Many people who contacted Young after the publication of her first albatross paper assumed she was a lesbian. She is not. Young’s husband, a biological consultant, was actually an author of the paper, along with Brenda Zaun (who is also not gay, for what it’s worth). Young found the assumption offensive — not because she was being mistaken for gay, but because she was being mistaken for a bad scientist; these people seemed to presume that her research was compromised by a personal agenda. Still, some of the biologists doing the most incisive work on animal homosexuality are in fact gay.
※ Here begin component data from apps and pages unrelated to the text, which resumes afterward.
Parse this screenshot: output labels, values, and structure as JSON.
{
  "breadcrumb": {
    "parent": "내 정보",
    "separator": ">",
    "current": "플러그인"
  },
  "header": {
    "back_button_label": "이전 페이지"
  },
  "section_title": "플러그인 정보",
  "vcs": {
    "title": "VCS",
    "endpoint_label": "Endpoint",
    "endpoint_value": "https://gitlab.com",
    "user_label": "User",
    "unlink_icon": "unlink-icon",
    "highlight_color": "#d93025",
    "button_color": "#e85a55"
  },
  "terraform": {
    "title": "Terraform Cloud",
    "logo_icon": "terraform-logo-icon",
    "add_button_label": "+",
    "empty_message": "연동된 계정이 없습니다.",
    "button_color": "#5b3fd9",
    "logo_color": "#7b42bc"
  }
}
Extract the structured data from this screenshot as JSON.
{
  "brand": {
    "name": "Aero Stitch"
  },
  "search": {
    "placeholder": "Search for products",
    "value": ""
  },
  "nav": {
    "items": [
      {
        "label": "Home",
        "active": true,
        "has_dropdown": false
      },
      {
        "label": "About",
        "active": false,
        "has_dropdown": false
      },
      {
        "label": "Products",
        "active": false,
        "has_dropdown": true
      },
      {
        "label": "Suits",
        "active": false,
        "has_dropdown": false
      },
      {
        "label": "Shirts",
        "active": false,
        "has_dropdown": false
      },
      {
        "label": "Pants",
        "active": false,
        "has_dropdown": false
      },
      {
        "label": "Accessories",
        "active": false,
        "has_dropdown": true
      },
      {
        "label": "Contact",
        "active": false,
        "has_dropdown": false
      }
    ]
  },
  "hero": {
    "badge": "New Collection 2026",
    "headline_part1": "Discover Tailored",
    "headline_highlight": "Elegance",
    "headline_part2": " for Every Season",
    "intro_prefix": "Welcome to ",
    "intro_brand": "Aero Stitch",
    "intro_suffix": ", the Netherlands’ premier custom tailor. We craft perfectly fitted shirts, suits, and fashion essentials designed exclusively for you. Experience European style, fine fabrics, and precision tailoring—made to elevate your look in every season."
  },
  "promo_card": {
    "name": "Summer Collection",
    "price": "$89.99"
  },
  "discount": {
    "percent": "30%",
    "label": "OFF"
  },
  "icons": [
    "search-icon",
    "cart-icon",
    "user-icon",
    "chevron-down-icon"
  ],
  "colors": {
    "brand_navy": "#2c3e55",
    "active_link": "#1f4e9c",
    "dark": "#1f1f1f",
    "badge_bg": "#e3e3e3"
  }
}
Several people I spoke to told me their own sexual identities either helped spur or maintain their interest in the topic; Bruce Bagemihl argued that gay and lesbian people are “often better equipped to detect heterosexist bias when investigating the subject simply because we encounter it so frequently in our everyday lives.” With a laugh, Paul Vasey told me, “People automatically assume I’m gay.” He is gay, he added, but that fact didn’t seem to detract from his amusement.
Of course, hardly anyone (except me) thinks that heterosexuals' assumption that everyone, including all non-human species, are heterosexual, might be "compromised by a personal agenda." Forty years after Stonewall, we still are fighting about that one.